Too far it seems, as one fan of BTS' RM used their work connections to look up the idol's personal information a reported 18 times over three years since 2019.
In a report by South Korean media SBS News, a Korea Railroad Corporation (Korail) employee was caught to have accessed RM's train bookings after a coworker tipped the company off.
The employee reportedly told coworkers things like: "I checked RM's reservation details, and went to see him in person," and "I told my friend where he was sitting so they could get a nearby seat".
According to the report, the employee — who has since been suspended after an audit — was employed in Korail's IT department, which works on the company's reservation system.
From there, they not only accessed RM's booking details, but the phone number and address he had used while making train reservations as well.
Korail said in a statement: "We have confirmed that the employee accessed personal information without permission, but it has not been confirmed if they leaked the information outside the company."
"I inquired out of simple curiosity, and I am reflecting on my mistakes," the employee reportedly said.
BTS' music label BigHit Music said: "We will verify the details and take the necessary steps to protect our artist afterwards."
RM, whose real name is Kim Nam-joon, responded to the fiasco with a simple 'sweating' emoticon on Instagram Stories.

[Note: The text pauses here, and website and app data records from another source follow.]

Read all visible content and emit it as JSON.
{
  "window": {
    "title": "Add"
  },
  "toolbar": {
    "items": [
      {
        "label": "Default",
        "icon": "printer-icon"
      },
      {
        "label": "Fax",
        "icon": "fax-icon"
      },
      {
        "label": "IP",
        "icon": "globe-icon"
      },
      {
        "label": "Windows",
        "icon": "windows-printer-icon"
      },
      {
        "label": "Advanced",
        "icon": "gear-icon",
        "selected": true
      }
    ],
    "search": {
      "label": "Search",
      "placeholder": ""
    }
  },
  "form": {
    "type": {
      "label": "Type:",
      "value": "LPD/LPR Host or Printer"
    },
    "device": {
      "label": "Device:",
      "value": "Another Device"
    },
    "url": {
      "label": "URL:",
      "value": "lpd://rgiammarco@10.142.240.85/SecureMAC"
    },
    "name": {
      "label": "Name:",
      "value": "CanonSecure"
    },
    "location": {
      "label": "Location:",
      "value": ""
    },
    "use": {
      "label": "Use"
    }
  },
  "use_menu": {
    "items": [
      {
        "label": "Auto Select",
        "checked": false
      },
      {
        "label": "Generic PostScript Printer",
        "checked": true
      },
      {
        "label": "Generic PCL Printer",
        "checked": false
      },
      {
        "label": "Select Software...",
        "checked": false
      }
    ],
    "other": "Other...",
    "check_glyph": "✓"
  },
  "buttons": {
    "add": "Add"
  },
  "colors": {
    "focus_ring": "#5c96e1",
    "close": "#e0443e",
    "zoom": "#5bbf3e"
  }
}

RM, 28, is known for being an avid art collector who often travels via train to galleries and exhibitions, but this is not the first time his privacy has been compromised.
On Dec 29 last year, RM went to Hwaeomsa Temple on Mount Jirisan and details about his visit were leaked, including the donations he had made and private conversations he had with the head monk about his future military conscription.
RM later responded through Instagram Stories: "I was grateful for the time spent there, but didn't expect an article about it.
"Next time, I'll visit a different temple and go there and come back quietly."
He added the hashtag "#lowkeymustbelowkey" in English.